Doctoral candidate shares research into Paleoindian period

Doctoral candidate Zachary Singer speaks during a lecture about his research into the Paleoindian period on Sunday, April 17, 2016 in Storrs, Connecticut. (Rebecca Newman/The Daily Campus)

Around 13,000 years ago, the Paleoindians, the first people of North America, hunted and gathered in regions across the continent. They had a noticeable presence in the northeast, according to doctoral candidate Zachary Singer at a lecture Sunday afternoon.

Singer reported the findings of his excavation near Ohomowauke, where he combed through a 500-square-meter plot of rocky land, searching for signs of Paleoindian activities in Connecticut. The excavation contributed to his research on Paleoindian ways of life in southern New England.

Many attendees, some of whom traveled several hours for the lecture, expressed their interest in the subject. 

“The subject is of great interest to me. I am very interested in pre-contact New England,” said Sandy Jacobi, a resident of Rhode Island.

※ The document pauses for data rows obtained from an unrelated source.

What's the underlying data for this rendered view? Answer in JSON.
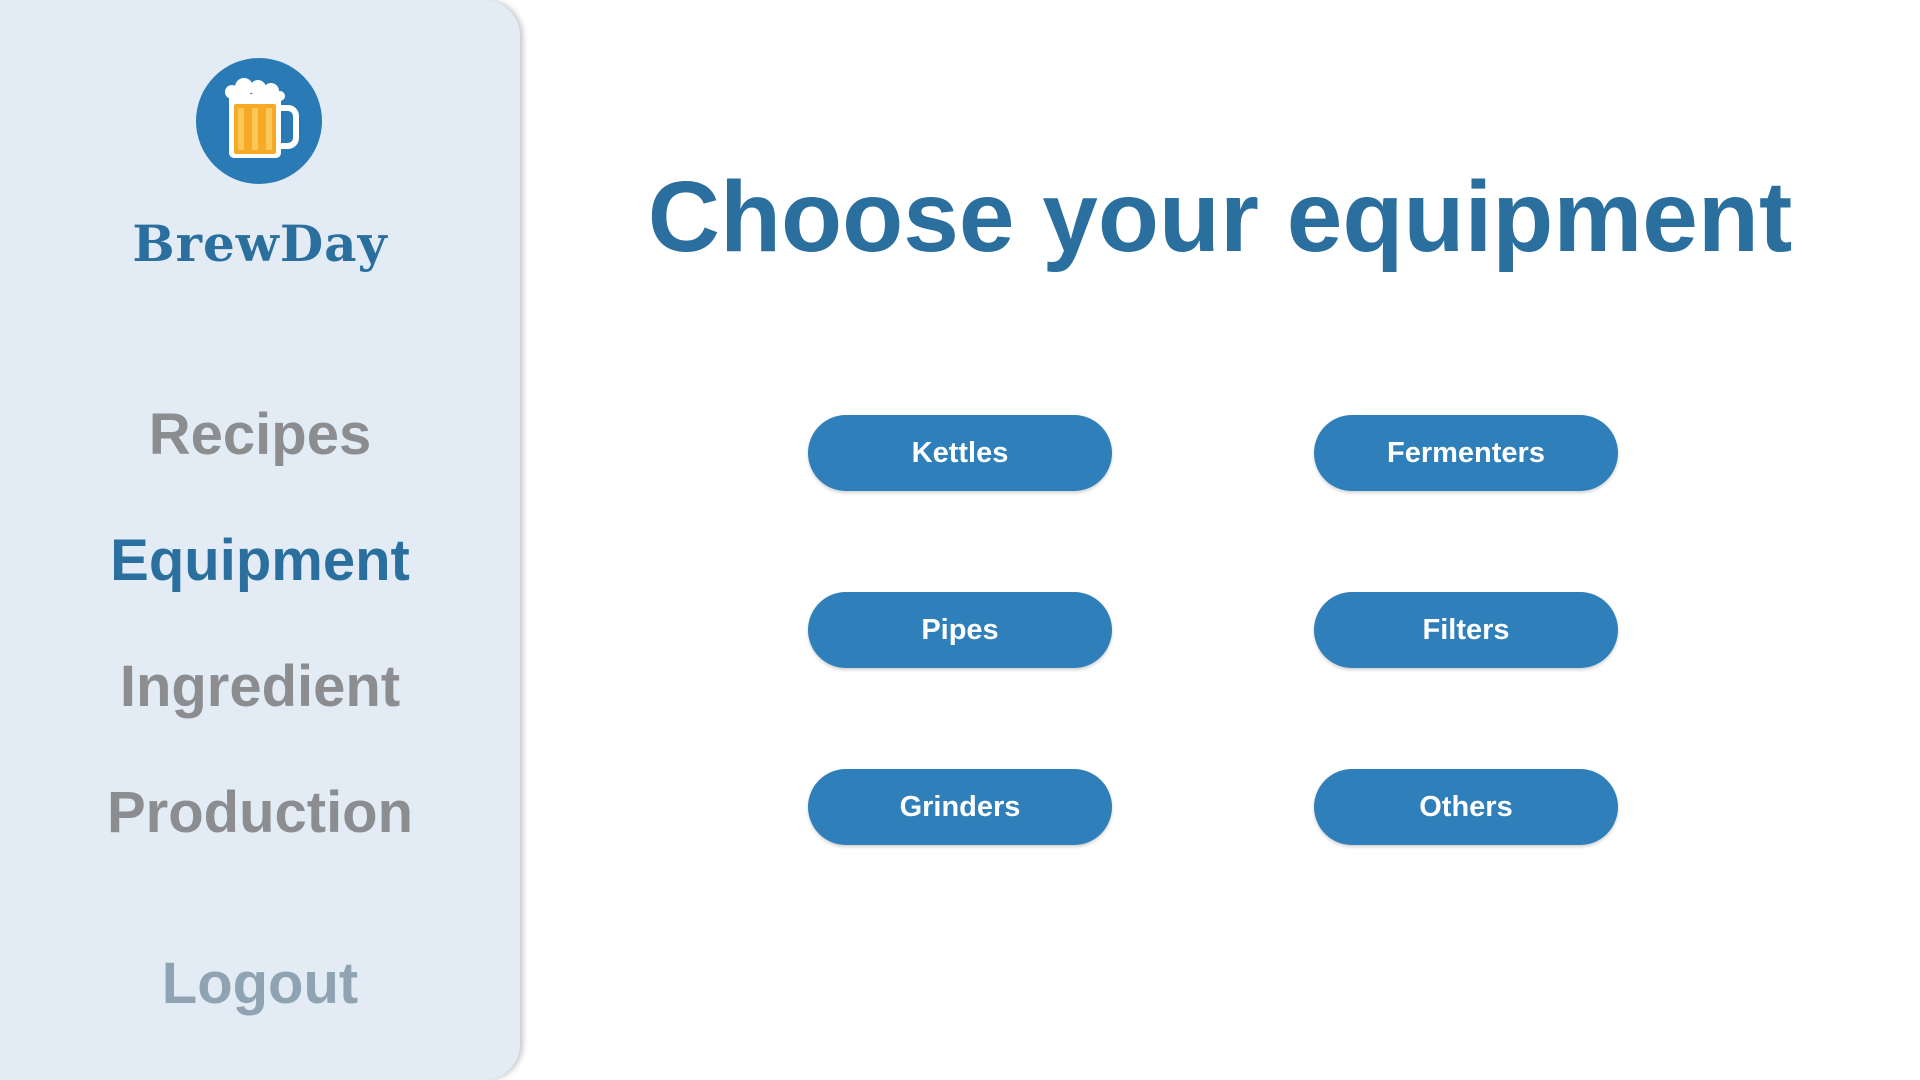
{
  "brand": {
    "name": "BrewDay",
    "logo_icon": "beer-mug-icon"
  },
  "sidebar": {
    "items": [
      {
        "label": "Recipes",
        "active": false
      },
      {
        "label": "Equipment",
        "active": true
      },
      {
        "label": "Ingredient",
        "active": false
      },
      {
        "label": "Production",
        "active": false
      }
    ],
    "logout_label": "Logout"
  },
  "main": {
    "title": "Choose your equipment",
    "buttons": [
      {
        "label": "Kettles"
      },
      {
        "label": "Fermenters"
      },
      {
        "label": "Pipes"
      },
      {
        "label": "Filters"
      },
      {
        "label": "Grinders"
      },
      {
        "label": "Others"
      }
    ]
  },
  "colors": {
    "sidebar_bg": "#e3ecf4",
    "accent": "#2b6f9f",
    "button": "#2e7fba",
    "nav_inactive": "#8b8d90",
    "logout": "#8fa3b2"
  }
}
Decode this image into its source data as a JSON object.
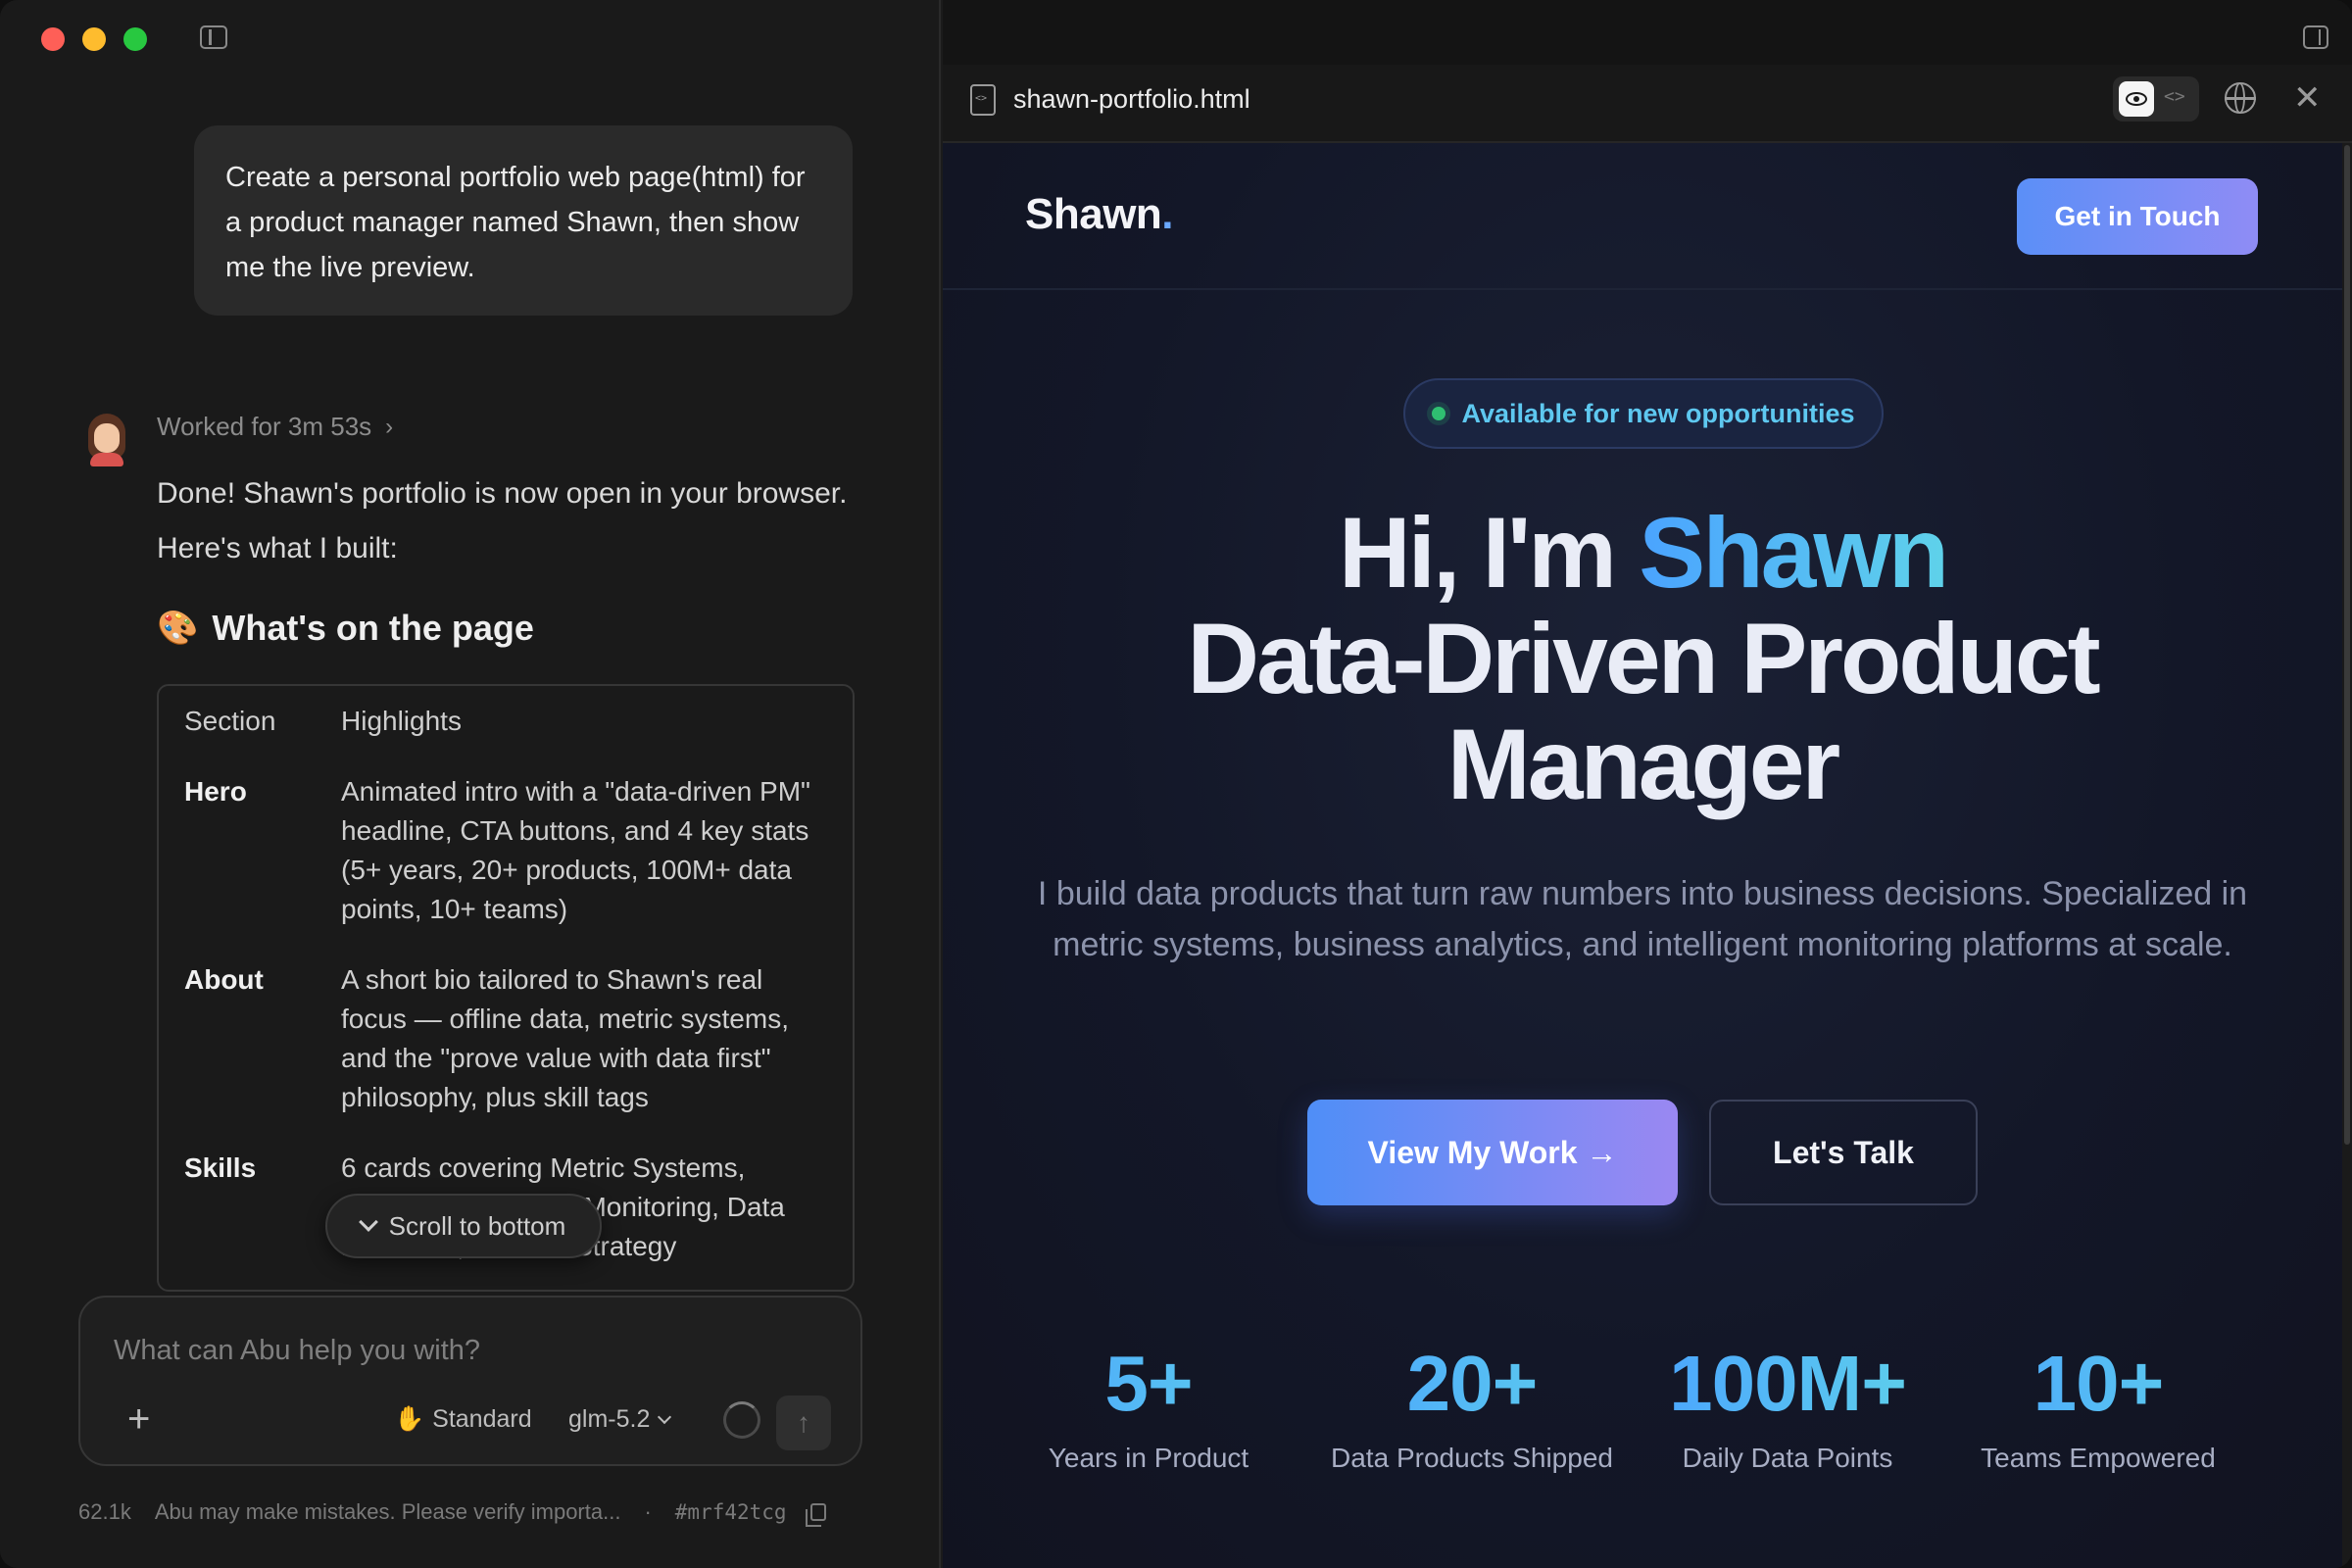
{
  "chat": {
    "user_message": "Create a personal portfolio web page(html) for a product manager named Shawn, then show me the live preview.",
    "worked_for": "Worked for 3m 53s",
    "assistant_intro": "Done! Shawn's portfolio is now open in your browser. Here's what I built:",
    "section_heading": "What's on the page",
    "section_emoji": "🎨",
    "table": {
      "col_section": "Section",
      "col_highlights": "Highlights",
      "rows": [
        {
          "name": "Hero",
          "desc": "Animated intro with a \"data-driven PM\" headline, CTA buttons, and 4 key stats (5+ years, 20+ products, 100M+ data points, 10+ teams)"
        },
        {
          "name": "About",
          "desc": "A short bio tailored to Shawn's real focus — offline data, metric systems, and the \"prove value with data first\" philosophy, plus skill tags"
        },
        {
          "name": "Skills",
          "desc": "6 cards covering Metric Systems, Business Analytics, Monitoring, Data Platforms, Product Strategy"
        }
      ]
    },
    "scroll_to_bottom": "Scroll to bottom"
  },
  "composer": {
    "placeholder": "What can Abu help you with?",
    "add_label": "+",
    "mode_label": "Standard",
    "model_label": "glm-5.2"
  },
  "footer": {
    "tokens": "62.1k",
    "disclaimer": "Abu may make mistakes. Please verify importa...",
    "separator": "·",
    "session_id": "#mrf42tcg"
  },
  "preview": {
    "file_name": "shawn-portfolio.html",
    "code_toggle": "<>",
    "close_label": "✕"
  },
  "site": {
    "brand": "Shawn",
    "brand_dot": ".",
    "nav_cta": "Get in Touch",
    "badge": "Available for new opportunities",
    "hero_prefix": "Hi, I'm ",
    "hero_name": "Shawn",
    "hero_line2": "Data-Driven Product",
    "hero_line3": "Manager",
    "subtitle": "I build data products that turn raw numbers into business decisions. Specialized in metric systems, business analytics, and intelligent monitoring platforms at scale.",
    "primary_cta": "View My Work →",
    "secondary_cta": "Let's Talk",
    "stats": [
      {
        "value": "5+",
        "label": "Years in Product"
      },
      {
        "value": "20+",
        "label": "Data Products Shipped"
      },
      {
        "value": "100M+",
        "label": "Daily Data Points"
      },
      {
        "value": "10+",
        "label": "Teams Empowered"
      }
    ]
  },
  "colors": {
    "accent_blue": "#4aa3ff",
    "accent_cyan": "#5fd2ea",
    "accent_violet": "#9a88f2",
    "badge_green": "#2fbf71"
  }
}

Singer explained that Ohomowauke, excavated in 2012 and 2013, is largely swampland. The data gathered determines environmental features that can be used to identify the presence of Paleoindians. Some of these features include climate, wetness, dryness and the containment of deciduous shrubbery such as hazelnut. These details are key in determining dig sites that will offer insight into evidence of Paleoindians.

Connecticut is positioned in the New England maritime region–land that was formed largely through the movement and retreat of glaciers some 13,000 years ago.  This was a time when there was no Cape Cod Bay, for example, and during these days there existed the Champlain Sea, Singer said.

It took an entire year and many failed digs at the cost of hundreds of hours for Singer to finally find what he was looking for.

After two years of excavation, Singer reported that the site he eventually landed on and wrote about in his dissertation had one fluted, pointed projectile. He determined that this type of fluted point came from Maine, quantifying the vast distances these tribes covered and shedding light on the idea that many tribes exchanged tools and information about hunting and gathering.

Excavations like these have led to many discoveries about the past. For example, Singer explained that caribou hunting in the area during the Paleoindian period was probably common, since the caribou would have yielded many resources, from skins for clothing to meat for consumption. These kinds of activity wouldn’t have been possible without the fluted tools that Singer discovered during his excavations. 

Many sites have been dug across New England, all of them containing fluted stone tools in the form of hand tools, spears and possibly even bows and arrows. This is the connecting factor across all Paleoindian dig sites, which contain a fair amount of diversity in the actual types of tools, dependent on the region.  Based on how and where the tools were made, archaeologists could eventually plot a migratory path for Paleoindians, Singer said.

“I was incredibly happy with the turn out and everyone’s questions,” Singer said. “It’s great to disseminate my dissertation research to an audience because it’s them who support my work.”


Matthew Gilbert is a campus correspondent for The Daily Campus. He can be reached via email at matthew.gilbert@uconn.edu.